Learning Powershell - Basic Question about Searching

Hello All,

I have began the Powershell in a Month of Lunches book recently and I really look forward to answering my own PS questions in the future! I have a pretty noob question that I was hoping someone could point me in the right direction of.

I am currently doing the 3rd chapter on navigating the help file and learning how to read the documentation. One of the questions was about searching for the command you are looking for.

If I am trying to find an Alias that relates to Process, I was trying this:

Get-Alias -Name *location

But it does not return what I was looking for. If I try:

Get-Alias -Name gps

CommandType Name Version Source


Alias gps -> Get-Process

It returns the process, is there a way I can search for any of the text in the string?

Thanks!

[quote quote=247714]If I am trying to find an Alias that relates to Process, I was trying this:

Get-Alias -Name *location[/quote]

I wonder why you would look for “location” when you’re actually searching for “process”!? :wink:

You can search the the definition part like this:

Get-Alias -Definition *location*
#or
Get-Alias -Definition *process*

Thanks Olaf!

Oh yea, that would matter eh? :slight_smile:

Ah, so it is Definition and not Name I needed to look thru. In the results of Get-Process it lists it all under Name, Typically that would be the parameter name as well?

I cannot follow. Can you elaborate a little more detailed? What do you mean?

My apologies, my nomenclature is likely not correct! In the column headings in the image below, I was expecting the title of the column “Name” would be the parameter that could be “searched”.

screenclip

Ah … ok. Well you could search in the name property but only in the part before the “arrow” - so would search for the actual alias not for the cmdlet the alias stands for.

As you can see here: Get-Alias | Select-Object -Property Name,Definition what you see when you run the cmdlet with its default is actually not the “real” values of the name property. It is combined to get a better overview.
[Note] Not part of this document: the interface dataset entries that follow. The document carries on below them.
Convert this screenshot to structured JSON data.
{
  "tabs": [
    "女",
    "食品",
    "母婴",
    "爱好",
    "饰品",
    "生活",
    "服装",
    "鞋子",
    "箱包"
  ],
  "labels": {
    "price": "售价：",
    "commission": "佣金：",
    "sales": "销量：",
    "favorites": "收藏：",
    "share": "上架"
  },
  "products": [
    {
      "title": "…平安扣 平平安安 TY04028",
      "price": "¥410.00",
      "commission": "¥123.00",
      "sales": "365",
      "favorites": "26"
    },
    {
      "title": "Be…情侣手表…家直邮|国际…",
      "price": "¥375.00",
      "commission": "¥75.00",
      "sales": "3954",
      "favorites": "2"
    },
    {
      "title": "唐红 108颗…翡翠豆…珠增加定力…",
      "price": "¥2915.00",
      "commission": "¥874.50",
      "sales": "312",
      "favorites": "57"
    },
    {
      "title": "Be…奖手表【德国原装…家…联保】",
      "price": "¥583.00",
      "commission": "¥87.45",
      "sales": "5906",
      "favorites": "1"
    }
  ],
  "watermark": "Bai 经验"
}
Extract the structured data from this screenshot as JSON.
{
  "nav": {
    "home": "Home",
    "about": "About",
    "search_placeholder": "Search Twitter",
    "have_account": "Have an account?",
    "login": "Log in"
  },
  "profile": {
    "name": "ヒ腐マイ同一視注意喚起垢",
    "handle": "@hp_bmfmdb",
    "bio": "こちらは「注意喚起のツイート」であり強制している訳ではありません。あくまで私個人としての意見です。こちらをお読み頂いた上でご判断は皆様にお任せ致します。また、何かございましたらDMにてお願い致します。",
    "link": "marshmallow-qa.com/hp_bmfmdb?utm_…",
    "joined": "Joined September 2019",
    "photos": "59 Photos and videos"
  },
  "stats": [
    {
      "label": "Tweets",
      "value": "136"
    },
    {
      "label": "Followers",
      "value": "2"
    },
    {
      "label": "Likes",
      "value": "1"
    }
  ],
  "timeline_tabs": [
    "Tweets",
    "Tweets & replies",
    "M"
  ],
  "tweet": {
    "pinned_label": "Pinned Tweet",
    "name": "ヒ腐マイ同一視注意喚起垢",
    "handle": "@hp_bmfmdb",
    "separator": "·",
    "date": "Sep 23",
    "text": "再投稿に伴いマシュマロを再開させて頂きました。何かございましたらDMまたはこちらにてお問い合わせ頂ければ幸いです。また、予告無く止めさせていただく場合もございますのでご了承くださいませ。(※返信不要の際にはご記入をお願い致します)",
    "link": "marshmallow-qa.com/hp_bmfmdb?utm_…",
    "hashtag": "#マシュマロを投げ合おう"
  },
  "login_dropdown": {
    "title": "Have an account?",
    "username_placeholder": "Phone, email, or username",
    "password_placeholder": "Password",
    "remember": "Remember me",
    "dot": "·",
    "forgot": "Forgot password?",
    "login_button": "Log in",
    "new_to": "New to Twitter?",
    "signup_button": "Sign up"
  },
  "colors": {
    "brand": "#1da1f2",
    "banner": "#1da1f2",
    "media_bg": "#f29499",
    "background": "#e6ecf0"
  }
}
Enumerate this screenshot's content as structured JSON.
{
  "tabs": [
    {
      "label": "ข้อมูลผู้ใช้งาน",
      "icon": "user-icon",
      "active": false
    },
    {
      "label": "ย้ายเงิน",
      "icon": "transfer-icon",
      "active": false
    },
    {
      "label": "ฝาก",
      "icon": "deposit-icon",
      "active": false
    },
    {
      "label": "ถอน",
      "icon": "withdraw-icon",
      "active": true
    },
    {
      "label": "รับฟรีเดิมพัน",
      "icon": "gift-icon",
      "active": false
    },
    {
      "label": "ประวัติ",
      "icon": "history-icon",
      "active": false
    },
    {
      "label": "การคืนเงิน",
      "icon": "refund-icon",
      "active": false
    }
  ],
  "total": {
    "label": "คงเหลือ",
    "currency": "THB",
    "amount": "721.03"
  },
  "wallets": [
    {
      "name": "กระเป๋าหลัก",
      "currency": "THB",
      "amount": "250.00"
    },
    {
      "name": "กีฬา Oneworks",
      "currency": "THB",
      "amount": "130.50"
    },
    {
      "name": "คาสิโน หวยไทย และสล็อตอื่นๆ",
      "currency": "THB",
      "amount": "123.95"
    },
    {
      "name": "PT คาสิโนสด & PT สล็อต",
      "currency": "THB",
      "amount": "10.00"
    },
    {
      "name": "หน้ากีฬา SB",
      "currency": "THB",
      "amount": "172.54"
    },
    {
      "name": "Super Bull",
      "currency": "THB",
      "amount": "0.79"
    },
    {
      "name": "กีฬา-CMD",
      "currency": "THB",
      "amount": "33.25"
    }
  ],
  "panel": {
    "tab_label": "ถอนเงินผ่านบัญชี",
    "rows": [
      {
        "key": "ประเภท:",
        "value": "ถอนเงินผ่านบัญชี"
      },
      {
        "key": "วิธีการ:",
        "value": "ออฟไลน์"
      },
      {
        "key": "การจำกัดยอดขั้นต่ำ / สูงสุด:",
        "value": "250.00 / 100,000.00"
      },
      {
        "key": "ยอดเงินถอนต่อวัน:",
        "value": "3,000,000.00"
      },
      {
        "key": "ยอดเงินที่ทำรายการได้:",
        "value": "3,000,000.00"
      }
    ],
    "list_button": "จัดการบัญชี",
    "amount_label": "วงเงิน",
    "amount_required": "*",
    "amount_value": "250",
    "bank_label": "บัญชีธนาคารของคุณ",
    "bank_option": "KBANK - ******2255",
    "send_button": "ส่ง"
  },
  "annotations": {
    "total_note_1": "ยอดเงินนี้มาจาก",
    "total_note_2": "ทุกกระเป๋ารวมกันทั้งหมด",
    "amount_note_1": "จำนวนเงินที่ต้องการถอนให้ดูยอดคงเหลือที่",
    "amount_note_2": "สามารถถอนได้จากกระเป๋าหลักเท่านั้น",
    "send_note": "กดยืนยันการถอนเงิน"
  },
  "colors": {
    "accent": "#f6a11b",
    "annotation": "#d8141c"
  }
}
When Get-Alias, like many other commands, outputs in table format, sometimes PowerShell applies additional formatting to the output. This means that the column headers you see aren’t necessarily the actual property names. If you run Get-Alias gc | Format-List *, you will see that the post-formatted tabular Name is actually DisplayName. You can read more at About_Format